### Information supplied

====================

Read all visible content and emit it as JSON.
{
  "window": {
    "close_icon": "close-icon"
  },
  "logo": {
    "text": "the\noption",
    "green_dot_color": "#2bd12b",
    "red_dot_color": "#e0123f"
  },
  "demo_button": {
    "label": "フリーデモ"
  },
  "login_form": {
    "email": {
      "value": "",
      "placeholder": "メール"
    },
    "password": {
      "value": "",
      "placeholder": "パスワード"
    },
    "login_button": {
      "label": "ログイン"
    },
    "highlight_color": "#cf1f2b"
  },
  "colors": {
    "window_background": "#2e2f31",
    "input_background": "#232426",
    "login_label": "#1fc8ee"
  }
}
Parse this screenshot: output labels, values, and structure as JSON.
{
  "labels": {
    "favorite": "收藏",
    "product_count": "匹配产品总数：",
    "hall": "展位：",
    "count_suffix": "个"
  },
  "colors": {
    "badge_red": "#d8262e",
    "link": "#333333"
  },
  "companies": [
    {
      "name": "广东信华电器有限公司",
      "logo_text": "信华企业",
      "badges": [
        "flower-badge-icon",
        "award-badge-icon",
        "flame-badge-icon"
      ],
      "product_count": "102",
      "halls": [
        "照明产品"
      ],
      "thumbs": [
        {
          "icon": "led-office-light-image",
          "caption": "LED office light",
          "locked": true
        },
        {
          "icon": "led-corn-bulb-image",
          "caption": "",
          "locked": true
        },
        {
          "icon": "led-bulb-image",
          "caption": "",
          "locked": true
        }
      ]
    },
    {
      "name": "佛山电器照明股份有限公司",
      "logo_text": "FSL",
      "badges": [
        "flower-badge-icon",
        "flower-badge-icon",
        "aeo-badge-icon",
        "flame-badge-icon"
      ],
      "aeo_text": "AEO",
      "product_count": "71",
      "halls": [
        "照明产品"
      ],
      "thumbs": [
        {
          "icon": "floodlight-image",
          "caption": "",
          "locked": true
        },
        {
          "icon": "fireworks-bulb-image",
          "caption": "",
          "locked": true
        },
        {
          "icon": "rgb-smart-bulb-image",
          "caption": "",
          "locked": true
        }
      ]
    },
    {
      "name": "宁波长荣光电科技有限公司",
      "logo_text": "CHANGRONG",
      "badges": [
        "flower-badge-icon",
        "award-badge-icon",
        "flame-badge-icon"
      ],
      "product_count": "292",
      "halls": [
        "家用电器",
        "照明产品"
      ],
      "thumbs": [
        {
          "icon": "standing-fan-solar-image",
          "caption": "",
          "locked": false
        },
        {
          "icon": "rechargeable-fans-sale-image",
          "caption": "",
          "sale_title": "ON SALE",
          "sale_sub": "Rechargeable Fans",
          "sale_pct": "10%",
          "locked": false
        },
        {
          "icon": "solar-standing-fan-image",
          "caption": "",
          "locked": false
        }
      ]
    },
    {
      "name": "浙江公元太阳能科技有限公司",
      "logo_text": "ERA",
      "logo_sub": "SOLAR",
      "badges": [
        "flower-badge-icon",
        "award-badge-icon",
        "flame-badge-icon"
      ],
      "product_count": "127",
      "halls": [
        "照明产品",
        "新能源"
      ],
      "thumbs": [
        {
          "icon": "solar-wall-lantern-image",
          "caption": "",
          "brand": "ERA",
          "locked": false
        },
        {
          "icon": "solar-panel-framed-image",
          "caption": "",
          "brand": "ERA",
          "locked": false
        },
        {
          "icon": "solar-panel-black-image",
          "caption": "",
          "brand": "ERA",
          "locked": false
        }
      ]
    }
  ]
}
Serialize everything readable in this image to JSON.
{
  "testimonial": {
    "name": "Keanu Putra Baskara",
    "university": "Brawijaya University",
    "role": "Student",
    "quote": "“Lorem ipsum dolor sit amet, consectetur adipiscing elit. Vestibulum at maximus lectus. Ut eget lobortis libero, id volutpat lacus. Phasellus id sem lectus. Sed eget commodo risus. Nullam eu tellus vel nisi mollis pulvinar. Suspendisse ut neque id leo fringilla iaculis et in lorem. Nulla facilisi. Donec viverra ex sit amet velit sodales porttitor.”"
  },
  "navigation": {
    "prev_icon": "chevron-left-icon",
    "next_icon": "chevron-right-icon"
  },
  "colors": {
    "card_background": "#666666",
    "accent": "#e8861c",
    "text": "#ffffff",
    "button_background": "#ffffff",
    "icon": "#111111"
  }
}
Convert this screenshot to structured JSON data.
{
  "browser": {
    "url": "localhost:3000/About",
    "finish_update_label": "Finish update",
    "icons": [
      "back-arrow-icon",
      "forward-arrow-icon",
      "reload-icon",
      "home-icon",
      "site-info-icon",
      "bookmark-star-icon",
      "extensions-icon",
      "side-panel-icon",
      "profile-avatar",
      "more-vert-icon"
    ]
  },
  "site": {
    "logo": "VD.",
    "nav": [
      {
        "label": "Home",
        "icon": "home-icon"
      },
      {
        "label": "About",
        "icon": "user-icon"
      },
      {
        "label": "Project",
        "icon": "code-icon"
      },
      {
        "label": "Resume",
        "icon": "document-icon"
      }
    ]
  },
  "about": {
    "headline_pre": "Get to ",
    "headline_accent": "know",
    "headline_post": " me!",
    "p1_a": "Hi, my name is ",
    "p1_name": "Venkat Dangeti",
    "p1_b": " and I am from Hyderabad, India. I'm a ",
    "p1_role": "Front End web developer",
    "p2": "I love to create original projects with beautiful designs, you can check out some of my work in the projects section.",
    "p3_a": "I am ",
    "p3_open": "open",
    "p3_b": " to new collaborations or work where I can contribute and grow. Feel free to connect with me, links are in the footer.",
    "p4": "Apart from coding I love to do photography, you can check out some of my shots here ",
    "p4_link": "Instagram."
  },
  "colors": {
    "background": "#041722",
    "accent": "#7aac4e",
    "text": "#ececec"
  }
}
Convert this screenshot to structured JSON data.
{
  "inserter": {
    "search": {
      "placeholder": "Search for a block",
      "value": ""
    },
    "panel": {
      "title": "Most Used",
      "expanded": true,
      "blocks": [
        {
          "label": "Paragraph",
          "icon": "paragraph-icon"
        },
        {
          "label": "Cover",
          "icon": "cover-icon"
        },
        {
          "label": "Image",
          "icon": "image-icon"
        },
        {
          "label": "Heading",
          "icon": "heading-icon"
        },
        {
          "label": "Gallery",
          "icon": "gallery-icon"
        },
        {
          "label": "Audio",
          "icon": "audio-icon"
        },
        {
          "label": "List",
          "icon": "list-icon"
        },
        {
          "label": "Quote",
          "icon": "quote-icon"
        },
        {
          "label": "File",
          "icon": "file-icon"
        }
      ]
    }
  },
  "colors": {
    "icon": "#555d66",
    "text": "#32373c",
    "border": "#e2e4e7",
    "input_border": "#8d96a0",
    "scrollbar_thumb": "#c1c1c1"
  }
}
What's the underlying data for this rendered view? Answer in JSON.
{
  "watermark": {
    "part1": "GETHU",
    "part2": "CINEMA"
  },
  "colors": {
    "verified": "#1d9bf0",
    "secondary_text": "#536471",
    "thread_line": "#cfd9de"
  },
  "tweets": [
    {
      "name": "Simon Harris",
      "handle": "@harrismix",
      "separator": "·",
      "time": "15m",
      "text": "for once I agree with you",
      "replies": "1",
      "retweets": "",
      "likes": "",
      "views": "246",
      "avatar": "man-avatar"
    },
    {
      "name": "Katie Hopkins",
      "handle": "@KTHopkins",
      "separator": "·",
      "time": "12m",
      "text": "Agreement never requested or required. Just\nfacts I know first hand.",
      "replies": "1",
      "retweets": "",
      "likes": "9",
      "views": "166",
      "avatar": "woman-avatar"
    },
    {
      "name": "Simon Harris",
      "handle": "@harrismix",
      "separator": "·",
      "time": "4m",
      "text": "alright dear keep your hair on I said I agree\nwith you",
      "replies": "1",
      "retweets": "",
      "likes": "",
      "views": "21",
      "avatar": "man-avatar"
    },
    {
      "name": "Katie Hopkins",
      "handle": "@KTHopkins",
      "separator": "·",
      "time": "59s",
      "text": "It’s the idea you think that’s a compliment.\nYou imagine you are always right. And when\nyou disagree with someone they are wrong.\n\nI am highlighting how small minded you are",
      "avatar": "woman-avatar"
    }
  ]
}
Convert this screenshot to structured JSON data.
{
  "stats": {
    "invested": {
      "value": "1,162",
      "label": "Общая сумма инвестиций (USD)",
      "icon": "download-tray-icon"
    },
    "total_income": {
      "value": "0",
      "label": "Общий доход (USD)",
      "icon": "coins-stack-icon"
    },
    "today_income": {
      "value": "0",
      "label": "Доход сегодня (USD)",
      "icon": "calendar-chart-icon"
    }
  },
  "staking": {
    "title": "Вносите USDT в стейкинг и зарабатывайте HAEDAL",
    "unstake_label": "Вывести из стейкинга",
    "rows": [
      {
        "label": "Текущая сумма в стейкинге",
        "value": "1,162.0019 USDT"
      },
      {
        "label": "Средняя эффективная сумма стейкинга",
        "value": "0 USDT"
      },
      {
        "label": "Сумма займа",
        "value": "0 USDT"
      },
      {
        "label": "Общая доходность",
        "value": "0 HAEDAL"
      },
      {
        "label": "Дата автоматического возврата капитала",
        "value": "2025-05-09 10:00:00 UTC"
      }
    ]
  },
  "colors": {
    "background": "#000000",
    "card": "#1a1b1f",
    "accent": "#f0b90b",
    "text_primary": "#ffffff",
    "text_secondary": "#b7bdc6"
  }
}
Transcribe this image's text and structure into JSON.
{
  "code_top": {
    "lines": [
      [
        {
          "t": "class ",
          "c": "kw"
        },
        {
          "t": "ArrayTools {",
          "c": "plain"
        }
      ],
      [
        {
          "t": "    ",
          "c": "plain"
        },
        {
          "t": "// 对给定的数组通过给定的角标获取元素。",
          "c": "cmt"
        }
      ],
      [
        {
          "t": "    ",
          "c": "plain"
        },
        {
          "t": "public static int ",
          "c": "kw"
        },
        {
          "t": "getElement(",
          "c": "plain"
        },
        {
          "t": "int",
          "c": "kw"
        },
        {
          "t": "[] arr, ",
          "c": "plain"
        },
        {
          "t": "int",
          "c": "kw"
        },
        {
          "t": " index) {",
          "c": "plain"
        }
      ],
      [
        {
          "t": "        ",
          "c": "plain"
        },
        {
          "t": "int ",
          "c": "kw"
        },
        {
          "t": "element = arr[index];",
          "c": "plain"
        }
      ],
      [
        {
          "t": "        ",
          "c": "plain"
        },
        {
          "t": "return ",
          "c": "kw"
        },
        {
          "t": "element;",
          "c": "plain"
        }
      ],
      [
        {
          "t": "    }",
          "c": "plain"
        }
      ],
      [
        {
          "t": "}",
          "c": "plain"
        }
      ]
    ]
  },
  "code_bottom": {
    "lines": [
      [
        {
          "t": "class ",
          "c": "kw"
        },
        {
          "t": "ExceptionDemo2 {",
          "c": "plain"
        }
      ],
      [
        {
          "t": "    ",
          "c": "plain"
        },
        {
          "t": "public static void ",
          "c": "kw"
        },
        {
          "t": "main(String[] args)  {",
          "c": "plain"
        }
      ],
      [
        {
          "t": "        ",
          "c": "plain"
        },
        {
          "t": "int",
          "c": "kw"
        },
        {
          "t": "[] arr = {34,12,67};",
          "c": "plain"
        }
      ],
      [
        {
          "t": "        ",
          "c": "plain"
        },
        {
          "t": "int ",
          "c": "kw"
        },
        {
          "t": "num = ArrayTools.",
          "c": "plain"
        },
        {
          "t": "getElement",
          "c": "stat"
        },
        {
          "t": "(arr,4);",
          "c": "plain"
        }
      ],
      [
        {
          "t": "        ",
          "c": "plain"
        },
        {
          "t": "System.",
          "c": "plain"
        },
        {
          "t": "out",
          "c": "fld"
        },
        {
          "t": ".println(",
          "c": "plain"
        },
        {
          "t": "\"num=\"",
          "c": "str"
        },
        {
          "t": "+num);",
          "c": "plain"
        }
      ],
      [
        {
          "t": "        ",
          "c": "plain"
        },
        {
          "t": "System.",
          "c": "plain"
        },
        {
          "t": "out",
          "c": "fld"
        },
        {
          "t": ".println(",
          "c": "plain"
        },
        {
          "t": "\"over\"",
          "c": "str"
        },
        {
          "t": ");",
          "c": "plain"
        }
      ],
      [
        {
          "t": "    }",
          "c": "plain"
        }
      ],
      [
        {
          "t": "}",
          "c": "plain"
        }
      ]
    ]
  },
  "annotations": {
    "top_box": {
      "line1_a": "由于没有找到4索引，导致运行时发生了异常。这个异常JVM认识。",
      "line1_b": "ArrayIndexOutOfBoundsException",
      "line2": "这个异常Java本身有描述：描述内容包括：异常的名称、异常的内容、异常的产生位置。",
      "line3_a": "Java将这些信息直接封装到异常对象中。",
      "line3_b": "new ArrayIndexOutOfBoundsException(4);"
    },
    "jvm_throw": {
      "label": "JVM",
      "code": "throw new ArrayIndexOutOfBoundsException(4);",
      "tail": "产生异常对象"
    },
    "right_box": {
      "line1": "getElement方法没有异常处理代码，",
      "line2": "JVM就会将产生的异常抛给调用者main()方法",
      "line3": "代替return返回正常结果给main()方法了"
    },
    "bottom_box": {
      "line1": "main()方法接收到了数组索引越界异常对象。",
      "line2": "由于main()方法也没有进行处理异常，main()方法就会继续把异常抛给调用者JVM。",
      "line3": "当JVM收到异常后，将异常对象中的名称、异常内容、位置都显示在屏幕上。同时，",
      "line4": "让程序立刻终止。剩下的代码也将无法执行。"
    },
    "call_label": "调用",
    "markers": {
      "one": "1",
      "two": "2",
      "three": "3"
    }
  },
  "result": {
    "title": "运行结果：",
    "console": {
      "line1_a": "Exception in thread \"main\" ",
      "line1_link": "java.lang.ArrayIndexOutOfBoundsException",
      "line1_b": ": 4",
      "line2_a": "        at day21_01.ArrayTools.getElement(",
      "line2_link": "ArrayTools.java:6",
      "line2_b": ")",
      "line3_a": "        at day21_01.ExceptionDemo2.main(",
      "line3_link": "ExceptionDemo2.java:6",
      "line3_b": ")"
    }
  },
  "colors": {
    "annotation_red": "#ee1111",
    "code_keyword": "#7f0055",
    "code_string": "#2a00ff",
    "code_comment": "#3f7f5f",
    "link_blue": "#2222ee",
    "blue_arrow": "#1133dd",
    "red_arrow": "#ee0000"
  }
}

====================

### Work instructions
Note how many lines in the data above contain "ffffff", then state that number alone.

### Answer below
3